Please count the lines of the listing below in which "name" occurs, and reply with the number only.

Supplied data START

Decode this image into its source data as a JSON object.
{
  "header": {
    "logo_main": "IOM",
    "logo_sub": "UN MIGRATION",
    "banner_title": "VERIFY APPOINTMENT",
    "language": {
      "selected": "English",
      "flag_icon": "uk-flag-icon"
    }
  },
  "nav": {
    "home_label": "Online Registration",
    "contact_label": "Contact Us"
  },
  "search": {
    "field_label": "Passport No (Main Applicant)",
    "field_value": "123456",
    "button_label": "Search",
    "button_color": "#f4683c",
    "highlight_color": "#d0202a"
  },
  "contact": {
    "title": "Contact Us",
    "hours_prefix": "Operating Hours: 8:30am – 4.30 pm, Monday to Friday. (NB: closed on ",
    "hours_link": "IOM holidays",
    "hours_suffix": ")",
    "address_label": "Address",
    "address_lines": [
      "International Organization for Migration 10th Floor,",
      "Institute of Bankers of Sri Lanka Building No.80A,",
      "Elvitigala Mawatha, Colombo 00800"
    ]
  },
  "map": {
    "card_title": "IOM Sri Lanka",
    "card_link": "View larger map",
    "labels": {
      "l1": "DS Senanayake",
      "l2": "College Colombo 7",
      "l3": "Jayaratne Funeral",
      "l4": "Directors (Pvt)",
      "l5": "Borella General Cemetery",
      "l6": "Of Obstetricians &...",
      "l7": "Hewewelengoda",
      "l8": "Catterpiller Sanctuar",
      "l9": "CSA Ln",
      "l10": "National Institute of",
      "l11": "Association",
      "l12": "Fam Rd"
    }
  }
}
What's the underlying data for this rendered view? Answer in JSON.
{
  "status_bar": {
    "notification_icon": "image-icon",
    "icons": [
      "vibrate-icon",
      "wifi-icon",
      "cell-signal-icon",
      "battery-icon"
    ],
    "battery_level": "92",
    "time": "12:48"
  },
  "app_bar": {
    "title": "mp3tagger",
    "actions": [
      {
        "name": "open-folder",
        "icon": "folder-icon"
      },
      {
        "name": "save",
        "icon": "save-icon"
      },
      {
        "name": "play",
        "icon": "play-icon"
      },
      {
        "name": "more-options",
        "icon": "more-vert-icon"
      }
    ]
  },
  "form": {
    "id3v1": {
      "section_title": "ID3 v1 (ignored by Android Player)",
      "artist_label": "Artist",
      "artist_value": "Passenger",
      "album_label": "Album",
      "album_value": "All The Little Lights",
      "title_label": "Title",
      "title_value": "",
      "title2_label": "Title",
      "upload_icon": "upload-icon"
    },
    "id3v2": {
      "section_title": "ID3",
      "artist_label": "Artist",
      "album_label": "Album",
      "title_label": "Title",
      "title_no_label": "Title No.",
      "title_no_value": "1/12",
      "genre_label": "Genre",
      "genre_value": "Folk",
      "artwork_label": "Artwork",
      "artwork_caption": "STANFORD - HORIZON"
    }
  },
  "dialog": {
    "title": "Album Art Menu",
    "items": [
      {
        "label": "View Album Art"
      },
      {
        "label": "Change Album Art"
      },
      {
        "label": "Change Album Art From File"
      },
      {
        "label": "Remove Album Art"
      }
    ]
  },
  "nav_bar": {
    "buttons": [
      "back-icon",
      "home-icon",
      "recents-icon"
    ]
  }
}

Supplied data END

The answer —
4